Sacred to the Memory: Photographs by Robert Reinhardt
November 7, 2008 - February 6, 2009
Rochelle and Irwin A. Lowenfeld Conference and Exhibition Hall
Joan and Donald E. Axinn Library, 10th floor
Presented in conjunction with the Third Annual LGBT Symposium: Queer Iconography sponsored by the LGBT Studies Program and the Hofstra Cultural Center
November 7 and 8, 2008
The photographs in this exhibition represent the past five years of exploring “sacred grounds” in the cemeteries of Scotland, notably the area in and around Edinburgh. These sites are extremely rich in visual treasure. From the first time I set foot in Warriston Cemetery, I knew I had stumbled upon a subject that spoke to me on many different levels. Each site possesses a unique slice of the history, culture, religion, art and architecture of the time period in which it was created. Today, several of the sites are sealed up and most are in a shameful state of disrepair with nature rapidly reclaiming the landscape. Trees and shrubs, once carefully manicured, now tower over and envelop the beautifully carved tombstones. Celtic crosses and majestic marble angels are hostage to vines and weeds that strangle and conceal them from the view of the passerby.
My first summer visiting the many cemeteries of Edinburgh was spent familiarizing myself with the layout of the sites. Most of the original landscape design has been lost under plantings grown wild over the years. It is the careful observer that begins to discover the delicate objects that lie hidden amidst the neglect of the past few decades. My journey of the past few years has led me to many wonderful visual discoveries, whether it is a carefully sculpted bronze medallion inlaid into a granite Celtic cross or a delicate angel perched atop a column. All are now subject to the ravages of time. The rich patinas and the weather worn surfaces magnetically draw me in as I return each year.
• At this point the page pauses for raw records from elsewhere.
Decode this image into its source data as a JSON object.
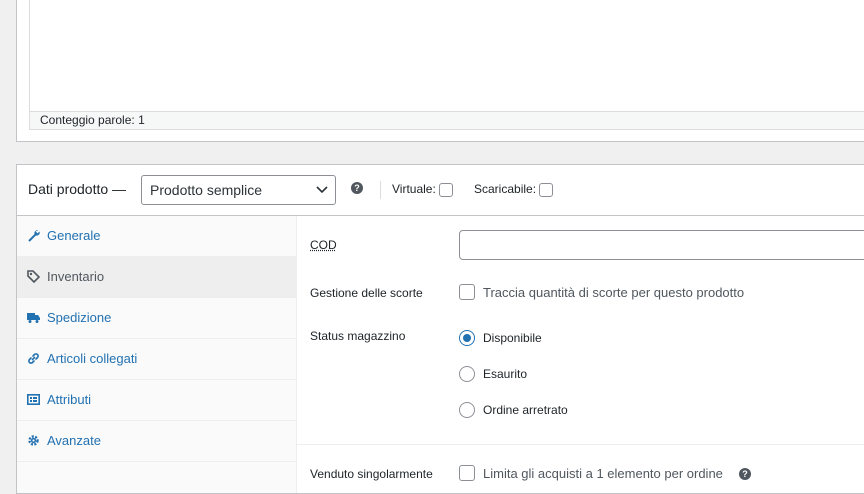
{
  "editor": {
    "word_count": "Conteggio parole: 1"
  },
  "product_data": {
    "title": "Dati prodotto —",
    "type_select_value": "Prodotto semplice",
    "virtual_label": "Virtuale:",
    "downloadable_label": "Scaricabile:"
  },
  "tabs": [
    {
      "label": "Generale",
      "icon": "wrench-icon"
    },
    {
      "label": "Inventario",
      "icon": "tag-icon"
    },
    {
      "label": "Spedizione",
      "icon": "truck-icon"
    },
    {
      "label": "Articoli collegati",
      "icon": "link-icon"
    },
    {
      "label": "Attributi",
      "icon": "list-icon"
    },
    {
      "label": "Avanzate",
      "icon": "gear-icon"
    }
  ],
  "inventory": {
    "sku_label": "COD",
    "sku_value": "",
    "stock_mgmt_label": "Gestione delle scorte",
    "stock_mgmt_option": "Traccia quantità di scorte per questo prodotto",
    "stock_status_label": "Status magazzino",
    "stock_status_options": [
      "Disponibile",
      "Esaurito",
      "Ordine arretrato"
    ],
    "stock_status_selected": "Disponibile",
    "sold_individually_label": "Venduto singolarmente",
    "sold_individually_option": "Limita gli acquisti a 1 elemento per ordine"
  },
  "colors": {
    "accent": "#2271b1",
    "background": "#f0f0f1",
    "border": "#c3c4c7"
  }
}
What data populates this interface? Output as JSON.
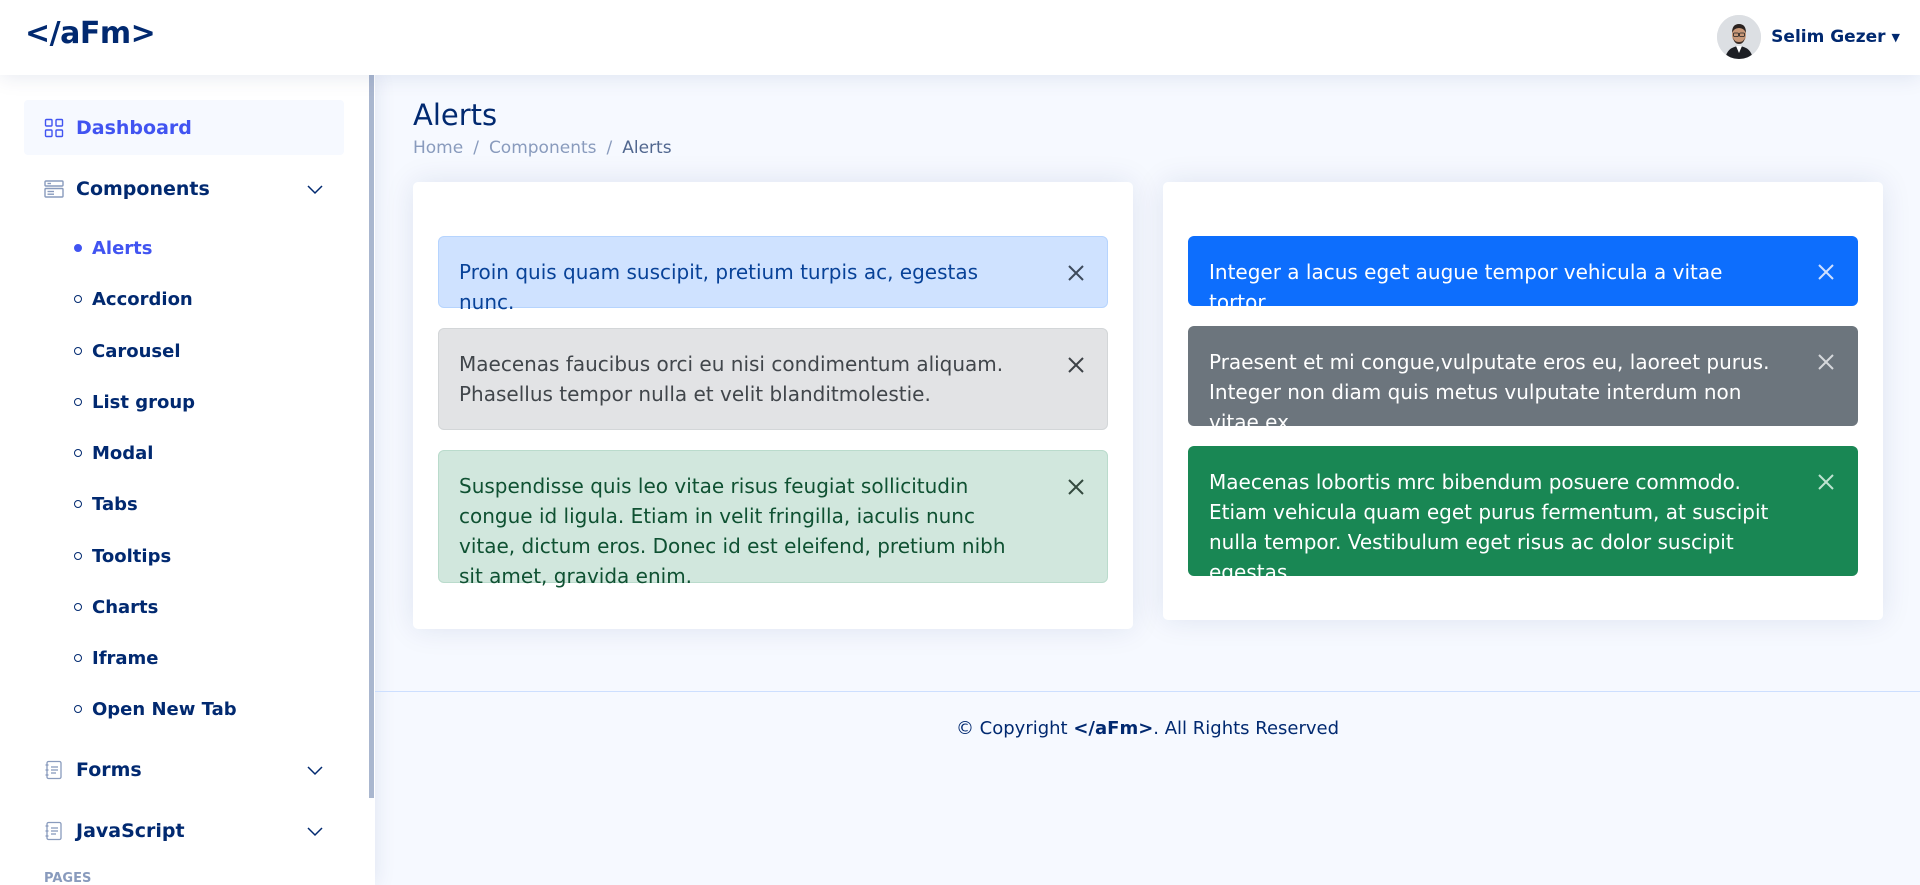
{
  "header": {
    "logo": "</aFm>",
    "user_name": "Selim Gezer"
  },
  "sidebar": {
    "items": [
      {
        "label": "Dashboard"
      },
      {
        "label": "Components"
      },
      {
        "label": "Forms"
      },
      {
        "label": "JavaScript"
      }
    ],
    "components_sub": [
      {
        "label": "Alerts"
      },
      {
        "label": "Accordion"
      },
      {
        "label": "Carousel"
      },
      {
        "label": "List group"
      },
      {
        "label": "Modal"
      },
      {
        "label": "Tabs"
      },
      {
        "label": "Tooltips"
      },
      {
        "label": "Charts"
      },
      {
        "label": "Iframe"
      },
      {
        "label": "Open New Tab"
      }
    ],
    "heading_pages": "PAGES"
  },
  "page": {
    "title": "Alerts",
    "breadcrumb": [
      "Home",
      "Components",
      "Alerts"
    ],
    "separator": "/"
  },
  "alerts_left": [
    {
      "text": "Proin quis quam suscipit, pretium turpis ac, egestas nunc."
    },
    {
      "text": "Maecenas faucibus orci eu nisi condimentum aliquam. Phasellus tempor nulla et velit blanditmolestie."
    },
    {
      "text": "Suspendisse quis leo vitae risus feugiat sollicitudin congue id ligula. Etiam in velit fringilla, iaculis nunc vitae, dictum eros. Donec id est eleifend, pretium nibh sit amet, gravida enim."
    }
  ],
  "alerts_right": [
    {
      "text": "Integer a lacus eget augue tempor vehicula a vitae tortor."
    },
    {
      "text": "Praesent et mi congue,vulputate eros eu, laoreet purus. Integer non diam quis metus vulputate interdum non vitae ex."
    },
    {
      "text": "Maecenas lobortis mrc bibendum posuere commodo. Etiam vehicula quam eget purus fermentum, at suscipit nulla tempor. Vestibulum eget risus ac dolor suscipit egestas."
    }
  ],
  "footer": {
    "prefix": "© Copyright ",
    "brand": "</aFm>",
    "suffix": ". All Rights Reserved"
  },
  "colors": {
    "brand": "#012970",
    "accent": "#4154f1",
    "primary": "#0d6efd",
    "secondary": "#6c757d",
    "success": "#198754"
  },
  "icons": {
    "dashboard": "grid-icon",
    "components": "menu-button-icon",
    "forms": "journal-text-icon",
    "javascript": "journal-text-icon",
    "close": "close-icon",
    "chevron": "chevron-down-icon"
  }
}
The images that I chose to include in this exhibition document a specific theme. They bring to life a strength that lives on in these objects. They seem almost indifferent to the elements that continue to wear at their surfaces and challenge their structural integrity. At the same time, nature is painting an entirely new palette in which they exist. It is the collision and contrast of that ongoing confrontation that draws me into these sites year after year. I feel that after four years of documenting these cemeteries my camera has recorded a small slice of Edinburgh’s history on digital files. I have dedicated myself to preserving those memories and voices from the past to be handed on for others to share into the future.